Trained and motivated employees have become difficult to find. No longer can you post a job and expect dozens of qualified candidates to flock to your door. This is most true for trades and other skilled roles that are still in demand but are less encouraged in schools and homes.
To attract more and better job applicants today, there needs to be a clear message for why they should:
For younger workers it’s opportunities to use technology, be creative, and grow with the company. For older workers, it’s a chance to move from a dying career into a thriving one. For those not seeking work at all, it’s about connecting with what excites and challenges them.
By creating a compelling story, employers provide information and incentive for potential employees to take notice. This allows those who are a good fit to see there’s a match.
Every company should write a “Why You Should Work Here” story that includes:
The goal of the “story” is to attract candidates who want to do the work and discourage those who are settling or unmotivated. It’s about attracting the right talent to your door and giving them reason to want to work with you. What is YOUR story?
Starting a new job may be one of the most stressful events in our lives. While there is much talk about job change frequency in the 21st century, I’d say that what remains constant from past generations to today is the concern for how successful we will be in our jobs.
According to a 2016 Human Capital Institute survey (http://www.hci.org/hr-research/onboarding-outcomes-fulfill-new-hire-expectations), respondents believe the most effective onboarding practices for reducing time to proficiency are Performance feedback from Manager (80% of respondents), Training Classes (76%), and Written Performance Goals and Timelines (61%).
Falling in as less effective behind these responses are the common peer mentoring, social learning, and self-paced training.
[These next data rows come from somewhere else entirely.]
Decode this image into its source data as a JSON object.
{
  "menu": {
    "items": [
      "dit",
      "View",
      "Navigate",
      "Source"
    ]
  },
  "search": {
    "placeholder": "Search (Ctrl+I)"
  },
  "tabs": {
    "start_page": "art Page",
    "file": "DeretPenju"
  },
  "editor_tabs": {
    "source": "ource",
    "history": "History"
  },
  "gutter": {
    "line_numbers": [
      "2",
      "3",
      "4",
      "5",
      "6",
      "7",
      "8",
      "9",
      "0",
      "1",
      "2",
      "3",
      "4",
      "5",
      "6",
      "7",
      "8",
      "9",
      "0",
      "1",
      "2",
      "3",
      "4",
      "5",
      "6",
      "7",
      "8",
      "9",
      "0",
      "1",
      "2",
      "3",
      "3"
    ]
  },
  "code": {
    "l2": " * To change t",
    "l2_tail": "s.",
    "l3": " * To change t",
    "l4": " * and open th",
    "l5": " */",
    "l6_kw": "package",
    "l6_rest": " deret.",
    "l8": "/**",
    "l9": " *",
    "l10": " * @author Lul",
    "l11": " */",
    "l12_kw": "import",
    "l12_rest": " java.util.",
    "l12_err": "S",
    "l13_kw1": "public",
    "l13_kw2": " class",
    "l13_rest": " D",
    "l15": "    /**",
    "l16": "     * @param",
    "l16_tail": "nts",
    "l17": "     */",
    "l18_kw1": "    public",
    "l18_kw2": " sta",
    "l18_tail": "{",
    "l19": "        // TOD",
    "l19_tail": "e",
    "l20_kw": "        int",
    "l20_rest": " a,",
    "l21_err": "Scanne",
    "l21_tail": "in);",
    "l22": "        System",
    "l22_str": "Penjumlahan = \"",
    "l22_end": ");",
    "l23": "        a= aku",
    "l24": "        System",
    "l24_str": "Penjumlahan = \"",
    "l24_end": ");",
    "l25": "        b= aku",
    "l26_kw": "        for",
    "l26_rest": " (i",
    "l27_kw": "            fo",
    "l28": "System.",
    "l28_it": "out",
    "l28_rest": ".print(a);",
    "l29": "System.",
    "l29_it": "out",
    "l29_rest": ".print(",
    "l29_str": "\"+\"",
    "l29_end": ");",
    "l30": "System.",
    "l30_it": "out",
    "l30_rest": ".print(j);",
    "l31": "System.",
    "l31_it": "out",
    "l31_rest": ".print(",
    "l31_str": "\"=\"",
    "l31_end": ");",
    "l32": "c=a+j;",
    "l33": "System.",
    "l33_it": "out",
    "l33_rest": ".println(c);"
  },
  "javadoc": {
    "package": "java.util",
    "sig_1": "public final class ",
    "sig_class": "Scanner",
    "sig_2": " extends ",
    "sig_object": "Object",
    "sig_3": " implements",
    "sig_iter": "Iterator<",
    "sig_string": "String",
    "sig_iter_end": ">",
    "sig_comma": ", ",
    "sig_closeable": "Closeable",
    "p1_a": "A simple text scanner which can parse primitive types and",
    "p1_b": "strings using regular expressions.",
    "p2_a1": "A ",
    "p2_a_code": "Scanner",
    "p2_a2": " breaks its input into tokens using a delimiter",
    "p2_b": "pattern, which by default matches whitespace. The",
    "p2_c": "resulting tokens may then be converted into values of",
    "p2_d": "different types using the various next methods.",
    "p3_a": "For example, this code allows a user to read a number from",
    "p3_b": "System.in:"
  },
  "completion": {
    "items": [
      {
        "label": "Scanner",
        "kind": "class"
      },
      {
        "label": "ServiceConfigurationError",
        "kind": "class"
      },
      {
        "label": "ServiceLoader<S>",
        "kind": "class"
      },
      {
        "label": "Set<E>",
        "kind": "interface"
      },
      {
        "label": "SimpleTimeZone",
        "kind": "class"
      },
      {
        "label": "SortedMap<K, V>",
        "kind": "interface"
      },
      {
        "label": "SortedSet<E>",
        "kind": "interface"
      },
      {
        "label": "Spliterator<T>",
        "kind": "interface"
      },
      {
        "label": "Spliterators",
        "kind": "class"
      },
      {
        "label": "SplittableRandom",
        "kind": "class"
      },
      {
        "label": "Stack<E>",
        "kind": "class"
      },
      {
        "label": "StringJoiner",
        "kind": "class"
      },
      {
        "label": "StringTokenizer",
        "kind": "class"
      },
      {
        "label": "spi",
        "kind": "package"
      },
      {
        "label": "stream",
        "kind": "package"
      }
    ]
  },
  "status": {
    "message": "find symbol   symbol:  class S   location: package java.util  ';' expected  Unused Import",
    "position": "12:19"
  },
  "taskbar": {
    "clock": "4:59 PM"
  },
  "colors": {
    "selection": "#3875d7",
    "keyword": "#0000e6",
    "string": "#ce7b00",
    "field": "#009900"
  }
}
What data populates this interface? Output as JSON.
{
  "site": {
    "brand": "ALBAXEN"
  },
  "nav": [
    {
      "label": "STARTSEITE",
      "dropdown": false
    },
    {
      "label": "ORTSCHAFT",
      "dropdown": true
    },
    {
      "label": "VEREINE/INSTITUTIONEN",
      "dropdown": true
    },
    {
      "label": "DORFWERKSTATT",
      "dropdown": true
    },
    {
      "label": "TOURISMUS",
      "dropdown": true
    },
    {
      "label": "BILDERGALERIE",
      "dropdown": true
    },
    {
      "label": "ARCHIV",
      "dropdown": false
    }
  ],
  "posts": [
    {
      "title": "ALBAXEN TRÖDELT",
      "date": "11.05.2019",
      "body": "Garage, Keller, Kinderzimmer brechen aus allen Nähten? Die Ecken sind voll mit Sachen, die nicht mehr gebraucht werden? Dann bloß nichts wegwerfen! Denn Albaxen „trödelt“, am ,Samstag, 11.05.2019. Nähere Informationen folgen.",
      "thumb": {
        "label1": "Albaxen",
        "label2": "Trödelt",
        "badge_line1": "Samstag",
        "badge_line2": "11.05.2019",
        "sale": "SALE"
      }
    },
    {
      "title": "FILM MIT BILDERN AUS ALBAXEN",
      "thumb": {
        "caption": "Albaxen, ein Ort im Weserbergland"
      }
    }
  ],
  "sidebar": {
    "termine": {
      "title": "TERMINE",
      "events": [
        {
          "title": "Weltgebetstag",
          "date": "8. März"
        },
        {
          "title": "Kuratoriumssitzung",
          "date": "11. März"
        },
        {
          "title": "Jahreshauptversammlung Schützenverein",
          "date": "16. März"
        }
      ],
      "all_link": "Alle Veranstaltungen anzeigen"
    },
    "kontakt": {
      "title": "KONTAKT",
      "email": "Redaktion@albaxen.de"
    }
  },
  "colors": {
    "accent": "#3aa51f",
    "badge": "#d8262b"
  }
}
This says to me that new employees respond to specific, goal-oriented, and direct interactions with someone of authority in the new company.
While busy managers may prefer pairing a new employee with a peer for orientation and training, that mindset leaves out an important part of the experience: feeling valued by the company and management. Managers are responsible for the growth and success of the organization and their employees. Being absent from the NEO process sends the wrong signal.
A good NEO program weaves in and exemplifies your company culture. It communicates the principles that guide your purpose and actions. It teaches your teams how to be successful and why they should stay working for you. A NEO program should go as far as needed to ensure employee understanding and buy-in of who you are what you do.
A good NEO program includes these elements:
David Koster is the owner and principle consultant of Team Learning Services. He has 30 years experience in the education and learning industry.